Below are lines of data. Give the number of them that contain the string "play", and nothing else.
*** Records shown ***
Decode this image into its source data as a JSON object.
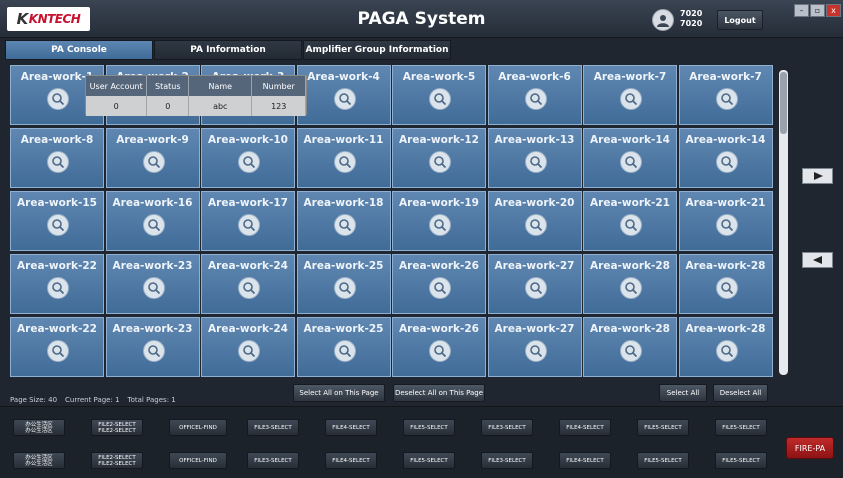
{
  "window": {
    "title": "PAGA System",
    "logo_text": "KNTECH",
    "user_line1": "7020",
    "user_line2": "7020",
    "logout_label": "Logout",
    "win_min": "–",
    "win_max": "▫",
    "win_close": "x"
  },
  "tabs": [
    {
      "label": "PA Console",
      "active": true
    },
    {
      "label": "PA Information",
      "active": false
    },
    {
      "label": "Amplifier Group Information",
      "active": false
    }
  ],
  "grid": {
    "rows": [
      [
        "Area-work-1",
        "Area-work-2",
        "Area-work-3",
        "Area-work-4",
        "Area-work-5",
        "Area-work-6",
        "Area-work-7",
        "Area-work-7"
      ],
      [
        "Area-work-8",
        "Area-work-9",
        "Area-work-10",
        "Area-work-11",
        "Area-work-12",
        "Area-work-13",
        "Area-work-14",
        "Area-work-14"
      ],
      [
        "Area-work-15",
        "Area-work-16",
        "Area-work-17",
        "Area-work-18",
        "Area-work-19",
        "Area-work-20",
        "Area-work-21",
        "Area-work-21"
      ],
      [
        "Area-work-22",
        "Area-work-23",
        "Area-work-24",
        "Area-work-25",
        "Area-work-26",
        "Area-work-27",
        "Area-work-28",
        "Area-work-28"
      ],
      [
        "Area-work-22",
        "Area-work-23",
        "Area-work-24",
        "Area-work-25",
        "Area-work-26",
        "Area-work-27",
        "Area-work-28",
        "Area-work-28"
      ]
    ]
  },
  "popup": {
    "headers": [
      "User Account",
      "Status",
      "Name",
      "Number"
    ],
    "values": [
      "0",
      "0",
      "abc",
      "123"
    ]
  },
  "paging": {
    "page_size": "Page Size: 40",
    "current_page": "Current Page: 1",
    "total_pages": "Total Pages: 1",
    "select_all_page": "Select  All on This Page",
    "deselect_all_page": "Deselect All on This Page",
    "select_all": "Select All",
    "deselect_all": "Deselect All"
  },
  "bottom": {
    "row1": [
      [
        "办公生活区",
        "办公生活区"
      ],
      [
        "FILE2-SELECT",
        "FILE2-SELECT"
      ],
      [
        "OFFICEL-FIND"
      ],
      [
        "FILE3-SELECT"
      ],
      [
        "FILE4-SELECT"
      ],
      [
        "FILE5-SELECT"
      ],
      [
        "FILE3-SELECT"
      ],
      [
        "FILE4-SELECT"
      ],
      [
        "FILE5-SELECT"
      ],
      [
        "FILE5-SELECT"
      ]
    ],
    "row2": [
      [
        "办公生活区",
        "办公生活区"
      ],
      [
        "FILE2-SELECT",
        "FILE2-SELECT"
      ],
      [
        "OFFICEL-FIND"
      ],
      [
        "FILE3-SELECT"
      ],
      [
        "FILE4-SELECT"
      ],
      [
        "FILE5-SELECT"
      ],
      [
        "FILE3-SELECT"
      ],
      [
        "FILE4-SELECT"
      ],
      [
        "FILE5-SELECT"
      ],
      [
        "FILE5-SELECT"
      ]
    ],
    "fire_label": "FIRE-PA"
  },
  "icons": {
    "area_icon": "search-icon",
    "next_icon": "play-right-icon",
    "prev_icon": "play-left-icon"
  }
}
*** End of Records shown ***
• Answer to this task: 2